In fact, this will be one of the heated debates over at the MIDEM global music fair now ongoing in Cannes.
Here’s an excerpt from that wire report:
“You can’t ask people to pay (for music) when they’ve been getting it for free,” celebrated French economist, author and former adviser to president Francois Mitterand, Jacques Attali, told a packed MidemNet conference here Saturday.
Attali’s view is shared by most of the technology companies that are taking the music world fast forward into the digital age.
But the beleaguered major record labels, reeling from plummeting CD sales and piracy, take the opposite stance — at least for the moment.
News announced here Saturday that the independent record labels around the world have agreed to work together and pool access to their huge music catalogues will put further pressure on the big recording companies.
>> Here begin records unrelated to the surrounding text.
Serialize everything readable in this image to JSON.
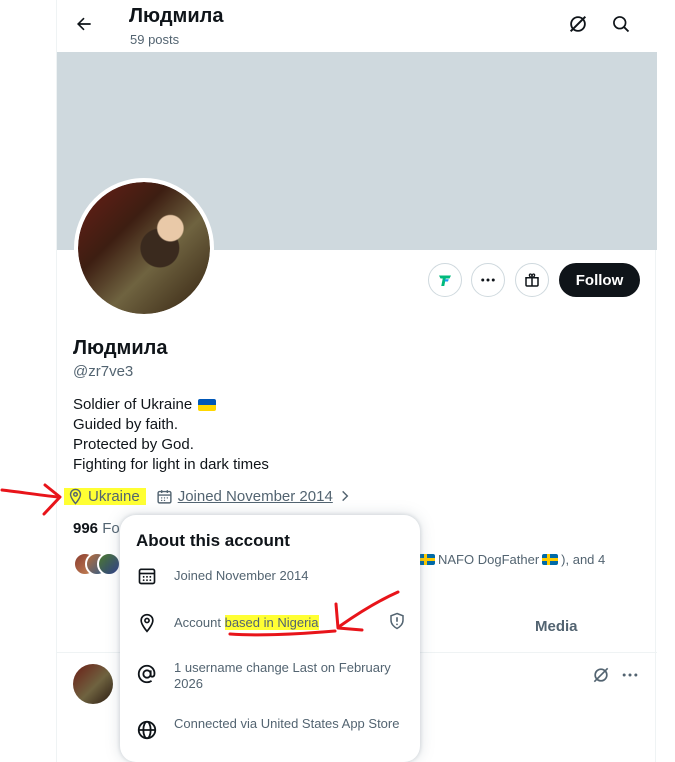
{
  "header": {
    "title": "Людмила",
    "subtitle": "59 posts",
    "back_icon": "arrow-left-icon",
    "icons": [
      "grok-icon",
      "search-icon"
    ]
  },
  "profile": {
    "name": "Людмила",
    "handle": "@zr7ve3",
    "bio": [
      "Soldier of Ukraine",
      "Guided by faith.",
      "Protected by God.",
      "Fighting for light in dark times"
    ],
    "follow_label": "Follow",
    "location": "Ukraine",
    "joined": "Joined November 2014",
    "following_count": "996",
    "following_label_partial": "Fo",
    "followed_by_partial": "NAFO DogFather",
    "followed_by_suffix": "), and 4"
  },
  "tabs": {
    "media_label": "Media"
  },
  "popover": {
    "title": "About this account",
    "items": [
      {
        "icon": "calendar-icon",
        "text": "Joined November 2014"
      },
      {
        "icon": "location-pin-icon",
        "text_prefix": "Account ",
        "text_highlight": "based in Nigeria"
      },
      {
        "icon": "at-sign-icon",
        "text": "1 username change Last on February 2026"
      },
      {
        "icon": "globe-icon",
        "text": "Connected via United States App Store"
      }
    ]
  },
  "colors": {
    "accent_dark": "#0f1419",
    "secondary_text": "#536471",
    "banner": "#cfd9de",
    "highlight": "#ffff33",
    "annotation": "#e8141a",
    "follow_icon_teal": "#00ba7c"
  }
}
Hell, let all the musicians in the Philippines unite and pour their efforts into their own indie labels. They’re the ones with talent (well, at least some of them are, since others with no talent have flourished because of marketing), and they should have the power to decide how to distribute their content and what to charge for it.
The stupidity of DRM is something I’ve already railed against, including in my CNET Asia blog post “Do you want more frickin’ pirates?” I think it just goes to show how shortsighted, clueless or just plain greedy (or more likely all three) music companies and to a certain extent even movie companies (though props to them for being quicker in embracing digital distribution) are. They are alienating even the people who are willing to pay for original goods. The sad thing is that these companies are making a ton of money as middlemen — wouldn’t it be great if we could pay each artist directly? After all, wasn’t the removal of the middleman one of the promises of the Internet?
The music companies and other middlemen should tremble even more once bandwidth becomes ubiquitous. With high-speed connections, everything can be streamed, and we won’t even need to download the content. And if technology allows everything to be freely available, what happens to your old payment schemes?
Maybe it’s time for music companies and their ilk to look beyond business models based on the physical transfer of goods, and finally become part of the digital world.
The rest of us are living here already.
It’s Guns N’ Roses vs. The Beatles in the Jimmi Jammes — Sgt. Pepper’s Paradise remix from Odeo’s Mashups channel.
From the del.icio.us Mashups channel on Odeo, here’s DJ Jay-R’s Sweet Sovereign remix (Lady Sovereign vs. Eurhythmics vs. Shiny Grey.
Get more tunes from Odeo.com.
And here’s a YouTube clip of Lady Sovereign’s song “Love Me or Hate Me,” on which DJ Jay-R’s mashup was based.